The idea that you need to eliminate dairy for weight loss is false. This statement has been emphasized recently in the media due to the popularity of certain diets like Paleo and “Whole 30” who claim that dairy is inflammatory, disrupts hormone balance and slows metabolism. These unsubstantiated claims often scare people away from a great source of nutrition that may be just fine for them to consume. In the past, the dairy industry touted that consumption of milk could actually promote weight loss. It is no wonder people are confused by all the mixed messages surrounding dairy intake! As usual, the truth lies somewhere in the middle. Dairy is not a miracle food that allows the weight to just shed off nor is it the enemy for weight loss. The truth is that unless you are lactose intolerant or have a dairy allergy or sensitivity there is no reason why it can’t be part of your daily balanced diet.

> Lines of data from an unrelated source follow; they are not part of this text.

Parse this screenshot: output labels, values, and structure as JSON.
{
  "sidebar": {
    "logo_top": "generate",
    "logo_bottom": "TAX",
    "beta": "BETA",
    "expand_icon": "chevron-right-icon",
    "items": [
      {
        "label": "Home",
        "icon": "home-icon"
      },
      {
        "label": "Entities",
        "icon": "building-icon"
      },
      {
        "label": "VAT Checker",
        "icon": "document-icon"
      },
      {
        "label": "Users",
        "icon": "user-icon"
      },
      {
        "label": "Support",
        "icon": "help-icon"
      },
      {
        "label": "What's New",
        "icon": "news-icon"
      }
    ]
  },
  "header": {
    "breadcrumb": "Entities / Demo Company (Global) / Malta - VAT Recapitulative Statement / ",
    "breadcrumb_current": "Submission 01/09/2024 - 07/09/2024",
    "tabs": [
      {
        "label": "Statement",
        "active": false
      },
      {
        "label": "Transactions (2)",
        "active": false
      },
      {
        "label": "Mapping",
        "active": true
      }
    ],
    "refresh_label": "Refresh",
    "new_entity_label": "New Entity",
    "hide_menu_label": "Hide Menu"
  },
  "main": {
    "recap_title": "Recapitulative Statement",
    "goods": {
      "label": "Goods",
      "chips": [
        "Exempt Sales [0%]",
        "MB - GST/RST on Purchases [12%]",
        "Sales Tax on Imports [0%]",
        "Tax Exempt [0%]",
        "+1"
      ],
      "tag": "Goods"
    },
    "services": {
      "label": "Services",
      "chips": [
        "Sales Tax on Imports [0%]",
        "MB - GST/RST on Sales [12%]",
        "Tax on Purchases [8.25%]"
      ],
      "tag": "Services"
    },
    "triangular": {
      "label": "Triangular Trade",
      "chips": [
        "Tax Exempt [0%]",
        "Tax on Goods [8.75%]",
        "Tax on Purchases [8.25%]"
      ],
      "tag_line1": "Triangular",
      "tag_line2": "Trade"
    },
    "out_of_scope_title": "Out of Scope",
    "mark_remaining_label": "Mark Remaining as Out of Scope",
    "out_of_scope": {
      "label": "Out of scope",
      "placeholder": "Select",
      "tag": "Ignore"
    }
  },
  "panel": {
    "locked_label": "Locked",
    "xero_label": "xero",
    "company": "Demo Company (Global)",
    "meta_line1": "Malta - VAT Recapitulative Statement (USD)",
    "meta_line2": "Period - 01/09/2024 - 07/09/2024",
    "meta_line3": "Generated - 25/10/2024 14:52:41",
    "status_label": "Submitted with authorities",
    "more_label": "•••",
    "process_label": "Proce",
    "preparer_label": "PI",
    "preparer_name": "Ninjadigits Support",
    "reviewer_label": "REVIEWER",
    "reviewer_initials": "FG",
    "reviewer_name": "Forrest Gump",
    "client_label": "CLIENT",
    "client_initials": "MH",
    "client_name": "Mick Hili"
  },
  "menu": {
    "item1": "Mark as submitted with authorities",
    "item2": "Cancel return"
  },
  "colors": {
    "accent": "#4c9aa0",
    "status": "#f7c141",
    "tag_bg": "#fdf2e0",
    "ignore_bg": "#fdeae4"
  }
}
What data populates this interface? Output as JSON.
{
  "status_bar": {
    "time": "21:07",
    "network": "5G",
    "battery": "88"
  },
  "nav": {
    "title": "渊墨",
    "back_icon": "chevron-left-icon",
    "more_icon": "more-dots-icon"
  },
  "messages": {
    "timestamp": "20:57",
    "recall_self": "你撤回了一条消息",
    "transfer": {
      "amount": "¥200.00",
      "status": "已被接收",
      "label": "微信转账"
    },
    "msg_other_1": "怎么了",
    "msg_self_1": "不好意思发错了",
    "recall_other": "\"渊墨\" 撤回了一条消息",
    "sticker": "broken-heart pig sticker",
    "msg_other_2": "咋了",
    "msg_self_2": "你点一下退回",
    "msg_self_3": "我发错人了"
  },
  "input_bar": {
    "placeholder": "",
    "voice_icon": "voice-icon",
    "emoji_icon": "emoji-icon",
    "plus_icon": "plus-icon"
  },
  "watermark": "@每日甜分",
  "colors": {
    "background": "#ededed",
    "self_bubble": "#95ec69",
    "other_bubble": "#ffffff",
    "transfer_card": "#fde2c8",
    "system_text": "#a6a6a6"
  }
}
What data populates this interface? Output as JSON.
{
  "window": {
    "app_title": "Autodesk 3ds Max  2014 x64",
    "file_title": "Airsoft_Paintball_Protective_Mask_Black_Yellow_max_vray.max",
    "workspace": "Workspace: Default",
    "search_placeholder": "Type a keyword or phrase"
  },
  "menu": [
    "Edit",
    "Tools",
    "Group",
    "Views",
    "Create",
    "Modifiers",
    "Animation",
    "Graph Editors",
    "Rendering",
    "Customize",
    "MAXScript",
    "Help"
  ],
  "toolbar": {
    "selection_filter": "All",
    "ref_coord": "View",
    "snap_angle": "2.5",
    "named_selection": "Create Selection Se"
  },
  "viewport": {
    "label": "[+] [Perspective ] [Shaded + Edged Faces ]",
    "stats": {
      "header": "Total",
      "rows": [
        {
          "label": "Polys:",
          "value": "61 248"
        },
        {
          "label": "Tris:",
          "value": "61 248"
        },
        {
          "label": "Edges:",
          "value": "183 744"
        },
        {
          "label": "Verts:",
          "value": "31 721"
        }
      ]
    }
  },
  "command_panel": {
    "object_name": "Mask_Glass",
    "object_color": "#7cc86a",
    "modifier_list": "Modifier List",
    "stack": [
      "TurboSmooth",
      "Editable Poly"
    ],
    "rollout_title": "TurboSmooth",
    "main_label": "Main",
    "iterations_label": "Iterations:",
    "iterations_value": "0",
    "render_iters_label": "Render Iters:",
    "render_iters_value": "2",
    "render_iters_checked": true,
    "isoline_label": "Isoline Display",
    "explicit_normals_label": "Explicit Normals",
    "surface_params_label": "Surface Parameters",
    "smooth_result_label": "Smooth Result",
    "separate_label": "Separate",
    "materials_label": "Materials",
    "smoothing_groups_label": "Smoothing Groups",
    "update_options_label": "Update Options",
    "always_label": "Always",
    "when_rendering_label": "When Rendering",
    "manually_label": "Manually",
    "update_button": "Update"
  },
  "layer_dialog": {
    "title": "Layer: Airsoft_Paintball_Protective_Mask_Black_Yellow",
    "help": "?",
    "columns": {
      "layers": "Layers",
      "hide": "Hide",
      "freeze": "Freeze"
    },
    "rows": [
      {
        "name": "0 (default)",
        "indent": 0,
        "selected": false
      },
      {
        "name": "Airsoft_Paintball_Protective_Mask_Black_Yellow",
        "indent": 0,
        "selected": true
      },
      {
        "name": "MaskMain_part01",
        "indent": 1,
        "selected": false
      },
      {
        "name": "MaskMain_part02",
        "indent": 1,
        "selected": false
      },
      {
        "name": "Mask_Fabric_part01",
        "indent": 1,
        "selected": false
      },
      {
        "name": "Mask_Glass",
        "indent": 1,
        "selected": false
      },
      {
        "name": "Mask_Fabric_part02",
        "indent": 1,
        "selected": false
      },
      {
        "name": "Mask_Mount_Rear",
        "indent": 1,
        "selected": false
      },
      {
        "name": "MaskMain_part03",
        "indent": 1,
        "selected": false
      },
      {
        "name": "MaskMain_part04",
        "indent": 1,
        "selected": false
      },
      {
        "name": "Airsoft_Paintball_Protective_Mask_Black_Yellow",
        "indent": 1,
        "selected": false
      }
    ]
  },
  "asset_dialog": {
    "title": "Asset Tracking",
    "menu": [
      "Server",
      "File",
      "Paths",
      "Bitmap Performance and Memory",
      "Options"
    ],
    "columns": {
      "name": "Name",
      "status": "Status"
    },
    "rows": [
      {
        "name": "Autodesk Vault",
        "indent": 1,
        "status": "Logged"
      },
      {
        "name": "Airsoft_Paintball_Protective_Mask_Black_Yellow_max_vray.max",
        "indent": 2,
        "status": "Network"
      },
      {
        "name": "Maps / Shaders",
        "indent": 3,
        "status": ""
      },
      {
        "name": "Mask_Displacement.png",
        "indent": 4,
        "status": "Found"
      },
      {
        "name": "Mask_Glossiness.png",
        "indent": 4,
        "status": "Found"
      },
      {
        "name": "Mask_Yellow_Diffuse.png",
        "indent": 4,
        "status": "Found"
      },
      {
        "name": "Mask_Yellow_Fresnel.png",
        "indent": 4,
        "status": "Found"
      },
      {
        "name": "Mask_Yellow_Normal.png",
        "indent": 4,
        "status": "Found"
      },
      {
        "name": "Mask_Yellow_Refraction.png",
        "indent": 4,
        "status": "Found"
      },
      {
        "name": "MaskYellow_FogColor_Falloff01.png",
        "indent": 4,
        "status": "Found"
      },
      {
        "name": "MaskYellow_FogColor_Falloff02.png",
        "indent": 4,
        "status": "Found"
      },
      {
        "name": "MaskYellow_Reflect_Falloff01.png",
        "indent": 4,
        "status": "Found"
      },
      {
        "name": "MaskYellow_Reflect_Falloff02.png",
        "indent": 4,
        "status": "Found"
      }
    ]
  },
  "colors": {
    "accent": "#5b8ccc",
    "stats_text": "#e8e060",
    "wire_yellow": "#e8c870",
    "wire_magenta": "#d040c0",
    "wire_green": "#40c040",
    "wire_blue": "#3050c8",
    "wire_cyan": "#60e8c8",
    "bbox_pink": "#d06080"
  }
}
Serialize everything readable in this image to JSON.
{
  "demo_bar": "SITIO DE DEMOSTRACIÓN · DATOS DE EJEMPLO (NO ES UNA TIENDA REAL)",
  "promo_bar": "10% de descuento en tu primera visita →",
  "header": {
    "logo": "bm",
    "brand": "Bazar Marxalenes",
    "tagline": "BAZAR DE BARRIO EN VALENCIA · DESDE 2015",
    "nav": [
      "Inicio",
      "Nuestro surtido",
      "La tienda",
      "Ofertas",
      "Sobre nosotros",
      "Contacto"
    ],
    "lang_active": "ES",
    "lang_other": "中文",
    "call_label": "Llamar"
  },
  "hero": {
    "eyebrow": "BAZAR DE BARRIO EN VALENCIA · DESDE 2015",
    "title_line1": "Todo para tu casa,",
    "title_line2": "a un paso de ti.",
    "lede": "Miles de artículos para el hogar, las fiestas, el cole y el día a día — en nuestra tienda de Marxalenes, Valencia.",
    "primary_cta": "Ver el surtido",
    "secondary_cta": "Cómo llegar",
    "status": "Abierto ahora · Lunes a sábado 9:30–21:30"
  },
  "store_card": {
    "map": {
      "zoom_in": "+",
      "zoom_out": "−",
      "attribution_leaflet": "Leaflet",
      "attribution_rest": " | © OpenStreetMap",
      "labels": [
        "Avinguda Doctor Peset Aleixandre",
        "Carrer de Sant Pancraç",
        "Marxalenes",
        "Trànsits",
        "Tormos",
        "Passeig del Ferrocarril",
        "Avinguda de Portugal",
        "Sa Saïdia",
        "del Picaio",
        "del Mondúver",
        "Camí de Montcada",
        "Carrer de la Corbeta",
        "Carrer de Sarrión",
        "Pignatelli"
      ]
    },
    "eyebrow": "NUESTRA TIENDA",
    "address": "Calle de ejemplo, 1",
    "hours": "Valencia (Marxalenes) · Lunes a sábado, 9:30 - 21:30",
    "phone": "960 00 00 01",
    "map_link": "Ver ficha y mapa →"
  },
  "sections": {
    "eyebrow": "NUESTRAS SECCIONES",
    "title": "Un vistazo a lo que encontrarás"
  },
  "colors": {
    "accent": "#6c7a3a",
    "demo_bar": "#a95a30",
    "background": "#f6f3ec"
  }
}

There are many benefits to dairy that you could be missing by eliminating it from your diet entirely. To start, dairy is a great source of protein, vitamins and minerals. For example, one cup of skim milk contains 8g of protein, 299mg calcium and only 83 calories while a 6g container of cottage cheese provides 20g of protein, 154mg of calcium and 146 calories. Similarly a 6oz container of plain nonfat greek yogurt has 18g of protein, 201mg calcium and 100 calories per serving. The combination of protein and carbohydrate in milk makes it an excellent post workout recovery meal. Additionally, dairy products like yogurt and kefir provide the body with necessary probiotics helping to stimulate healthy digestive function.
Of course we want to watch out for added sugars and saturated fat when choosing dairy products. When consuming dairy, be wary of yogurts that have added sugar. It is best to get plain yogurt and add your own fruits, nuts and/or granola for flavor. Also, be aware of the fat content of the dairy you are choosing and the portion sizes. It is okay to consume some cheese that contains a higher fat content such as 1%, 2% or full fat, but just be sure to limit the portion size to about 1 ounce daily, to keep calories in check. Additionally, it will be important to balance out the amount of saturated fat throughout your day. For example, if you choose to consume whole milk in your morning coffee and cereal or some cheese in your midday sandwich, you might choose a leaner cut of meat for lunch and dinner like chicken breast or turkey. The key is to create balance through moderation and choose the lower fat options as much as possible.
If weight loss is your goal, remember that dairy can be an important nutritional component providing an excellent source of protein, vitamins, minerals and probiotics. Unless you are having difficulty digesting dairy or have an allergy towards it, there is no reason to be afraid that it will hinder your weight loss efforts!
Grapefruits are a cross between a pomelo and an orange, but their name came from the fact that they grew in clusters similar to grapes. They vary in hue from white or yellow, to pink and red, and can also range in taste of acidic, sweet, bitter, or sugary. Grapefruits are available throughout the year, but peak between the months of November and June.